"This "forced agreement" is difficult to understand. Member States are repeatedly saying they want a single market for financial services, but now that the time has come to agree on the basic principle of creating supra-national supervisory authorities, some of them appear totally reluctant". Moreover, by separating micro-prudential supervision from the macro-prudential one, Council tries to impose its own views and its own agenda. But the European Parliament as co-legislator will play its full role and has already decided to consider the proposals on micro and macro prudential supervision as a whole."What comes out of this is anybody’s guess. A column in today’s Wall Street Journal suggested that the Square Mile was overreacting and taking Sarko’s bait, and the paper seems confident that in the end the city will not be regulated from Brussels. But if I were a betting man, I wouldn’t be putting my money on Britain winning this fight.
The UK already has dimished influence in Brussels because of its lack of engagement. And with a weakened government that will be preoccupied in the coming months with an election it is sure to lose, I don’t see them as being a very difficult foe to vanquish.

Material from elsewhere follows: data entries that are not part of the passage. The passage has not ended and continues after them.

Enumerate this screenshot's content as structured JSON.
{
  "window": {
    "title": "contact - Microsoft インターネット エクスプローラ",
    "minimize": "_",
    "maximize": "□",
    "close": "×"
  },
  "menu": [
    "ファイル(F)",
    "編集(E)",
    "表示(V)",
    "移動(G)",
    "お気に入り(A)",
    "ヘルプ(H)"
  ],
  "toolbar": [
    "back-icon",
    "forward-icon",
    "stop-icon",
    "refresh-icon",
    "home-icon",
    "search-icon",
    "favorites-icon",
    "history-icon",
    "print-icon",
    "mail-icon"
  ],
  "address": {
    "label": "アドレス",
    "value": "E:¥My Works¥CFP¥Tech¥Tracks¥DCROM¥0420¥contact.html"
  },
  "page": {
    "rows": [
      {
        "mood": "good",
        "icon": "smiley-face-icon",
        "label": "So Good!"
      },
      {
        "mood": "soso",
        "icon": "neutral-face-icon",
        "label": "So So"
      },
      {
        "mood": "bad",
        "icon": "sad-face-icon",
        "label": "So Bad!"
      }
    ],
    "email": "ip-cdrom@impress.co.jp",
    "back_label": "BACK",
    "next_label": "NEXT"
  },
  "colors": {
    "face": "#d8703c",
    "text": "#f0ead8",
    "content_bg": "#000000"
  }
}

This is a shame really. As badly as financial reform is needed, Darling is correct to say that London is the leading financial centre of Europe and should have a significant say in new regulatory structures, regardless of the sins the city and its hedge funds have committed in the past to get us into this mess. One should keep in mind that Merkel and Sarko’s push for a strong EU financial regulator with power over the city is not entirely altruistic. Part of their motivation is a desire to scale down the city’s prominence in the European financial sector and give more power to Frankfurt and La Defense.
But as some commentators have pointed out, if the EU overegulates without some reform from its trading partners, there is a risk that financial services companies will flee Europe altogether. Rather than moving from Britain to France and Germany, they could be more likely to high tail it over to Switzerland.
And speaking of Switzerland, I’m about to get on a plane to fly there. My dad is having a belated Thanksgiving dinner. I’m wondering if the minaret ban vote will come up during the dinner conversation with his Swiss colleagues. It could be an interesting night!